If you added up all the weeks that Warner's recordings have been on the national music charts, it would total more than seven years.
At age 29, his music career was virtually over, even though some of his biggest hits were still to come. A car wreck on the way home
from a show date in Madison, Wisconsin changed his future, and forced Warner to cancel his contract with DECCA/MCA after a 19 year affiliation.
DECCA/MCA Producer Owen Bradley advised him that he would have to record or be dropped. He did not have the strength at the time to go on recording. It would be another 15 years before he returned to the studio and went back on the road. Warner says, "I know first hand life's direction can change in the blink of an eye." He still suffers bouts of pain, to this day, from the 13 surgeries he had to undergo as a result of the accident.
Warner is one of the few musicians actually born in Nashville. His parents were both Tennessee natives, and his father was a minister. When Warner was 9 years old, his parents moved the family (including Warner and his two sisters, Juanita and Dean) to Vicksburg, Mississippi.
His successes include 40 chart-busting hits, including such greats as "The Bridge Washed Out," "Talkin' to the Wall," Is it Wrong (for Loving You)," "Sittin' in an All Night Cafe," "Driftin' Apart," "After the Lights Go Out," and "It Takes a Lot of Money." The list goes on and on.

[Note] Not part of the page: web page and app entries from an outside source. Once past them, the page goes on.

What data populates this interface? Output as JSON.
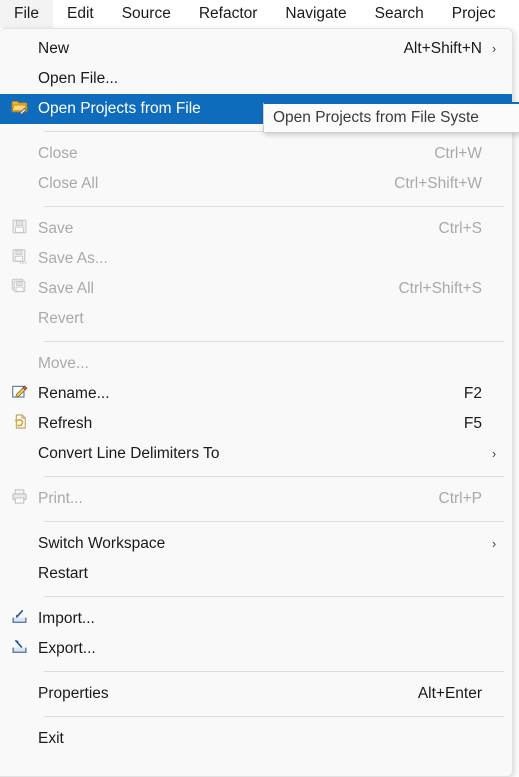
{
  "menubar": {
    "items": [
      {
        "label": "File",
        "active": true
      },
      {
        "label": "Edit",
        "active": false
      },
      {
        "label": "Source",
        "active": false
      },
      {
        "label": "Refactor",
        "active": false
      },
      {
        "label": "Navigate",
        "active": false
      },
      {
        "label": "Search",
        "active": false
      },
      {
        "label": "Projec",
        "active": false
      }
    ]
  },
  "colors": {
    "highlight": "#0f6cbd",
    "menu_background": "#f9f9f9",
    "text": "#1a1a1a",
    "disabled_text": "#a9a9a9",
    "separator": "#dcdcdc",
    "tooltip_accent": "#0f6cbd"
  },
  "file_menu": {
    "groups": [
      {
        "items": [
          {
            "label": "New",
            "accel": "Alt+Shift+N",
            "arrow": "›",
            "icon": "",
            "disabled": false,
            "selected": false
          },
          {
            "label": "Open File...",
            "accel": "",
            "arrow": "",
            "icon": "",
            "disabled": false,
            "selected": false
          },
          {
            "label": "Open Projects from File",
            "accel": "",
            "arrow": "",
            "icon": "open-projects-folder-icon",
            "disabled": false,
            "selected": true
          }
        ]
      },
      {
        "items": [
          {
            "label": "Close",
            "accel": "Ctrl+W",
            "arrow": "",
            "icon": "",
            "disabled": true,
            "selected": false
          },
          {
            "label": "Close All",
            "accel": "Ctrl+Shift+W",
            "arrow": "",
            "icon": "",
            "disabled": true,
            "selected": false
          }
        ]
      },
      {
        "items": [
          {
            "label": "Save",
            "accel": "Ctrl+S",
            "arrow": "",
            "icon": "save-floppy-icon",
            "disabled": true,
            "selected": false
          },
          {
            "label": "Save As...",
            "accel": "",
            "arrow": "",
            "icon": "save-as-floppy-icon",
            "disabled": true,
            "selected": false
          },
          {
            "label": "Save All",
            "accel": "Ctrl+Shift+S",
            "arrow": "",
            "icon": "save-all-floppy-icon",
            "disabled": true,
            "selected": false
          },
          {
            "label": "Revert",
            "accel": "",
            "arrow": "",
            "icon": "",
            "disabled": true,
            "selected": false
          }
        ]
      },
      {
        "items": [
          {
            "label": "Move...",
            "accel": "",
            "arrow": "",
            "icon": "",
            "disabled": true,
            "selected": false
          },
          {
            "label": "Rename...",
            "accel": "F2",
            "arrow": "",
            "icon": "rename-pencil-icon",
            "disabled": false,
            "selected": false
          },
          {
            "label": "Refresh",
            "accel": "F5",
            "arrow": "",
            "icon": "refresh-page-icon",
            "disabled": false,
            "selected": false
          },
          {
            "label": "Convert Line Delimiters To",
            "accel": "",
            "arrow": "›",
            "icon": "",
            "disabled": false,
            "selected": false
          }
        ]
      },
      {
        "items": [
          {
            "label": "Print...",
            "accel": "Ctrl+P",
            "arrow": "",
            "icon": "print-printer-icon",
            "disabled": true,
            "selected": false
          }
        ]
      },
      {
        "items": [
          {
            "label": "Switch Workspace",
            "accel": "",
            "arrow": "›",
            "icon": "",
            "disabled": false,
            "selected": false
          },
          {
            "label": "Restart",
            "accel": "",
            "arrow": "",
            "icon": "",
            "disabled": false,
            "selected": false
          }
        ]
      },
      {
        "items": [
          {
            "label": "Import...",
            "accel": "",
            "arrow": "",
            "icon": "import-tray-icon",
            "disabled": false,
            "selected": false
          },
          {
            "label": "Export...",
            "accel": "",
            "arrow": "",
            "icon": "export-tray-icon",
            "disabled": false,
            "selected": false
          }
        ]
      },
      {
        "items": [
          {
            "label": "Properties",
            "accel": "Alt+Enter",
            "arrow": "",
            "icon": "",
            "disabled": false,
            "selected": false
          }
        ]
      },
      {
        "items": [
          {
            "label": "Exit",
            "accel": "",
            "arrow": "",
            "icon": "",
            "disabled": false,
            "selected": false
          }
        ]
      }
    ]
  },
  "tooltip": {
    "text": "Open Projects from File Syste"
  }
}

Warner wrote "Is it Wrong (for Loving You)" at the age of 13, after failed teenage romance. It stayed on the Billboard Magazine's Top Ten for 36 weeks and is on the album "The 30 Greatest Country Songs."
He performed more radio shows for the U.S. Air Force than any other Country Blues artist. In 1965 he was the first Country artist to record Coca Cola commercials worldwide. A leading music industry magazine ranked him 6th among all Country singers. He has received numerous awards for his recording accomplishments and song writing. In 1991 he was inducted into the American Academy of Country Music Hall of Fame. Many have copied his sound, but none have been able to duplicate his unique style. As a music row executive once stated, "There's only one Warner Mack." Country Music legend Mel Tillis says of Warner, "He just doesn't hit bad notes; he's a natural when it comes to singing."
Warner, a true "Son of the South," still resides in Tennessee, but looks forward to returning to his beloved Mississippi.
Warner Mack now records for Bridgewood Music, owned by Warner and his patron, Jim McLean. Warner says of his friend Jim, "I've known him for 36 years, and have the greatest respect for him. What a true friend he has been, always there--hot or cold, day or night."
Warner currently has two hit songs on SoundClick.com: "Bring Your Own Blues," (from the album "Dixie Vibrations") and "Pray for Your Country."
Contact Warner Mack by email